Stored entries

[Start of Attachment]

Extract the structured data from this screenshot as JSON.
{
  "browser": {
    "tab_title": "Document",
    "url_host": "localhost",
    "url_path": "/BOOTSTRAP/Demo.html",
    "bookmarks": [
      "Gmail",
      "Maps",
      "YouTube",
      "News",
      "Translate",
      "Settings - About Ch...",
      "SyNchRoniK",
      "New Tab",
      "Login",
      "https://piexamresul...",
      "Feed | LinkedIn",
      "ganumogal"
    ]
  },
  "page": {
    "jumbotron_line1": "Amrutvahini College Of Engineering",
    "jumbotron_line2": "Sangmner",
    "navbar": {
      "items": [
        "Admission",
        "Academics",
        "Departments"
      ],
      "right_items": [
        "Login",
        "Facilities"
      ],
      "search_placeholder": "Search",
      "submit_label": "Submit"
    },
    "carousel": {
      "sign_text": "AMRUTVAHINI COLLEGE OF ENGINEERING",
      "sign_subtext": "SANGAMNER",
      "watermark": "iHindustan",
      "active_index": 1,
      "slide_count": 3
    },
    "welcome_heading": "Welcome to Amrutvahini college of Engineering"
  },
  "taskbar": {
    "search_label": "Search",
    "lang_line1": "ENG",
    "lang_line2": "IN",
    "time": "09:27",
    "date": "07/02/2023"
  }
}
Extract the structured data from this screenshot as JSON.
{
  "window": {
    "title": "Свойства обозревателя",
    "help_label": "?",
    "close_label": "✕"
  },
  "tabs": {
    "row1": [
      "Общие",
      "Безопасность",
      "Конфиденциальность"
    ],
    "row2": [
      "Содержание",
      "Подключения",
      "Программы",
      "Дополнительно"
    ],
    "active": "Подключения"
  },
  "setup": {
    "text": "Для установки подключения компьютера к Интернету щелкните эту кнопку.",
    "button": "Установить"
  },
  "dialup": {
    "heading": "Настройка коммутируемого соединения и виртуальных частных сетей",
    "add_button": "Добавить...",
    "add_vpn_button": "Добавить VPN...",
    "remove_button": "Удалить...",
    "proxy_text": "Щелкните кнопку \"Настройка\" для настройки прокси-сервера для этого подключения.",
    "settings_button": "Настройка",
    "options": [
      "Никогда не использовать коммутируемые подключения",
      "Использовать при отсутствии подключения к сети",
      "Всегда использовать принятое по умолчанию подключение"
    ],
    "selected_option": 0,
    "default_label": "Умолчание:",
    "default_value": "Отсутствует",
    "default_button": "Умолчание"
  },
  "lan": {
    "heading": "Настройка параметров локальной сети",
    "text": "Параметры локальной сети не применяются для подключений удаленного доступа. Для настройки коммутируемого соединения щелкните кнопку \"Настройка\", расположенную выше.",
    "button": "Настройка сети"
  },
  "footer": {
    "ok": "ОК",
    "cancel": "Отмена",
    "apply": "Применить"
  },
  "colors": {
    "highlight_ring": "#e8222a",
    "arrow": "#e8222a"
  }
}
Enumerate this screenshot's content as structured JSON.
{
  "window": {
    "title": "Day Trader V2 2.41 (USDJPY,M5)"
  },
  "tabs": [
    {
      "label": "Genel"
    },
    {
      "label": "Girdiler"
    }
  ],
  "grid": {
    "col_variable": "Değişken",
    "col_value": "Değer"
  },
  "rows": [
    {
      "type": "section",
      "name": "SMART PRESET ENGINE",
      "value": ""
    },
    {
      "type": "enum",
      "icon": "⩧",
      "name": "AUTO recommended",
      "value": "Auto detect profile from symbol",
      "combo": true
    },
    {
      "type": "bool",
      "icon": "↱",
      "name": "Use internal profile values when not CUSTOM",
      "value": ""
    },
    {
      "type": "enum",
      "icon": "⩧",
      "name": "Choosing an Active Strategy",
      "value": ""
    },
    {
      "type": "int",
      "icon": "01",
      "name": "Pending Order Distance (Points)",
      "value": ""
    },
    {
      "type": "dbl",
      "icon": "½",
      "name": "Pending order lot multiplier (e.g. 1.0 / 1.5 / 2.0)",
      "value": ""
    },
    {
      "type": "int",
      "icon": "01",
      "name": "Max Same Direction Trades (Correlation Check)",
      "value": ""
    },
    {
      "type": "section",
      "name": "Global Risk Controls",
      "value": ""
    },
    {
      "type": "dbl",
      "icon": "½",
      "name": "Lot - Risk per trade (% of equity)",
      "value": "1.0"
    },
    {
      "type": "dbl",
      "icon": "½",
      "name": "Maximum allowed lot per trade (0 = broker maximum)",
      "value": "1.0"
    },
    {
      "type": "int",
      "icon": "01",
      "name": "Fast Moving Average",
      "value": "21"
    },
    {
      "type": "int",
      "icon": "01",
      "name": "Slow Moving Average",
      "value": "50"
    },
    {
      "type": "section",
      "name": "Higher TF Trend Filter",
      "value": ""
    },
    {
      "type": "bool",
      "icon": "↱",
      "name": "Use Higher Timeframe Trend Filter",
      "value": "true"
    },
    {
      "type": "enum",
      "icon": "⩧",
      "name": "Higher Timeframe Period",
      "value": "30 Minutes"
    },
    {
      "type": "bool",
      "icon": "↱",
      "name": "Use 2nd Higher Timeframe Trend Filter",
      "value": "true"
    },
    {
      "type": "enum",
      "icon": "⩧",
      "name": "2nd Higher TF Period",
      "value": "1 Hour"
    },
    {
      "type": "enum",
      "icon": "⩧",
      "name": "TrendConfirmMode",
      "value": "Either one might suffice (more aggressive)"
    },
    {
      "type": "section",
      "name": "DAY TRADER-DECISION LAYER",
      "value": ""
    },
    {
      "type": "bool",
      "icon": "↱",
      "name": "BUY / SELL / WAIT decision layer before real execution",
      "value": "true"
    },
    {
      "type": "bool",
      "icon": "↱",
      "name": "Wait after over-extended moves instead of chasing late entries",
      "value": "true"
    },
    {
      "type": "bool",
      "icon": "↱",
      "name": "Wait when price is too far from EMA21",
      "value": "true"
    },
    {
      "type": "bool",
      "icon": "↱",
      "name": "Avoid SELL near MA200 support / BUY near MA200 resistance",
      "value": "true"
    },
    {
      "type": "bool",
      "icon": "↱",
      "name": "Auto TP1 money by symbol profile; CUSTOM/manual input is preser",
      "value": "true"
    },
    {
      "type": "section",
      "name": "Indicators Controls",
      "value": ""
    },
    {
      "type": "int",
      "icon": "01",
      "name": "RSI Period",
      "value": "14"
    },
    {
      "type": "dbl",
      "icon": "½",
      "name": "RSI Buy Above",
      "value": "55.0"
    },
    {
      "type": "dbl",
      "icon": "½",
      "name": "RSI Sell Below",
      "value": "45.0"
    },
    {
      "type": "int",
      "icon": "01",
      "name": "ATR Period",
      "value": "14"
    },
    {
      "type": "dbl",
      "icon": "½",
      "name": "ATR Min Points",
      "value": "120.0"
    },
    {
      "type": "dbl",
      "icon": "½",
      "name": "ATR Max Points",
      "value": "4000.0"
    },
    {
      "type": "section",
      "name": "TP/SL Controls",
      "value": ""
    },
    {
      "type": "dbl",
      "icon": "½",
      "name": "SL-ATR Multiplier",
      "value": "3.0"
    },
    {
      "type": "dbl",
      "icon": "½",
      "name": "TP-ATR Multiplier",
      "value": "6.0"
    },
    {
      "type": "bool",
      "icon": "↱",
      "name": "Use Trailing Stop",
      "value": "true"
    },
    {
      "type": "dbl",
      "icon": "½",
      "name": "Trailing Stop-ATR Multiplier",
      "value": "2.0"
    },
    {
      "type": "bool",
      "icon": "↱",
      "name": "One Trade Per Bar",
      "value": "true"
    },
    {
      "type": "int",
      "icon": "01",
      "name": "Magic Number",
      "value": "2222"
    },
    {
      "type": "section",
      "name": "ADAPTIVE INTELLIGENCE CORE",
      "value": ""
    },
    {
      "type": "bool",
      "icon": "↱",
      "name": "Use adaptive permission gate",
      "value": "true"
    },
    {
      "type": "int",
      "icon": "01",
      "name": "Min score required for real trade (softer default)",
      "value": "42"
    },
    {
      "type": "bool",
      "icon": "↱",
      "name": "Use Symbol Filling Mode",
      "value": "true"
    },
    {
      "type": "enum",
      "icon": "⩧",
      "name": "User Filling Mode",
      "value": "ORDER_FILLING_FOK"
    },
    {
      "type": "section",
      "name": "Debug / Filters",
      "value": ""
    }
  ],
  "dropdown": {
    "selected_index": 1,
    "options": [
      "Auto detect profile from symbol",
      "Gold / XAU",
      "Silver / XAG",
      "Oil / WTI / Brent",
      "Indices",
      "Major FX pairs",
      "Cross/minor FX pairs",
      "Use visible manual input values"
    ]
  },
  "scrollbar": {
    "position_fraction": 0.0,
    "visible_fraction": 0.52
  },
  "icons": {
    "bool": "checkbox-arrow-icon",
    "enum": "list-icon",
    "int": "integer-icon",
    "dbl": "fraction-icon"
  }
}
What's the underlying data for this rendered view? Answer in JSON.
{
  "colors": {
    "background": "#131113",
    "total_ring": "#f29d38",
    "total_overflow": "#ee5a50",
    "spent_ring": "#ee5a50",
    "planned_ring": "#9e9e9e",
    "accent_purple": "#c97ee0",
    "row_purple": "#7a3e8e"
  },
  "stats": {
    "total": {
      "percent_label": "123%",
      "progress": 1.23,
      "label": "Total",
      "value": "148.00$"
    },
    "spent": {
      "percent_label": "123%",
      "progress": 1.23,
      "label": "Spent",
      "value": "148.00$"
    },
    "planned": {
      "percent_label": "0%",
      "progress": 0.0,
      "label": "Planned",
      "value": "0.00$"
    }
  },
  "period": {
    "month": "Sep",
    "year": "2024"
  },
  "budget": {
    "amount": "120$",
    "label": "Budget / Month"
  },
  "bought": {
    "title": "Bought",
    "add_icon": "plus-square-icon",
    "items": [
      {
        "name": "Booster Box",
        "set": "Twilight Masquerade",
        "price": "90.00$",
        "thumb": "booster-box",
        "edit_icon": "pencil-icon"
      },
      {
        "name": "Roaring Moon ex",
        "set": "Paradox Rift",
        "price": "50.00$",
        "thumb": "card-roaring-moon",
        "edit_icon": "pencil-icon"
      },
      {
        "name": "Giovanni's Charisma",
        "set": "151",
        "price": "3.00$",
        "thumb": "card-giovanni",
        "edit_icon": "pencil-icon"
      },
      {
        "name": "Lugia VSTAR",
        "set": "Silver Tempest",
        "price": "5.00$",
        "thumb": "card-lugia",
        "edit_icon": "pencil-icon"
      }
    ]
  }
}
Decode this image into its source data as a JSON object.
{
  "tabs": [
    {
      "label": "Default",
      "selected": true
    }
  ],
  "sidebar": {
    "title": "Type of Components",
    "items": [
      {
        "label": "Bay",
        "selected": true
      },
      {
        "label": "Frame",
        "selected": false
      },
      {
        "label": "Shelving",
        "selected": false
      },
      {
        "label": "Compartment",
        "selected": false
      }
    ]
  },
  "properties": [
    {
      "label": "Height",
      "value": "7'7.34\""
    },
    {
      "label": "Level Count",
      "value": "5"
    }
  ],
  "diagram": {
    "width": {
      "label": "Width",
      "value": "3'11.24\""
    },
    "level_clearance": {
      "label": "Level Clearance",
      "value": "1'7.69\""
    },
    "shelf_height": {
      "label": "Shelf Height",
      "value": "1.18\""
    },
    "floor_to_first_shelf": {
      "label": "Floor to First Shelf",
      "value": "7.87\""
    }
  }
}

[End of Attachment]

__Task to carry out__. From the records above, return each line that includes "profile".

__Answer to this problem__.
      "value": "Auto detect profile from symbol",
      "name": "Use internal profile values when not CUSTOM",
      "name": "Auto TP1 money by symbol profile; CUSTOM/manual input is preser",
      "Auto detect profile from symbol",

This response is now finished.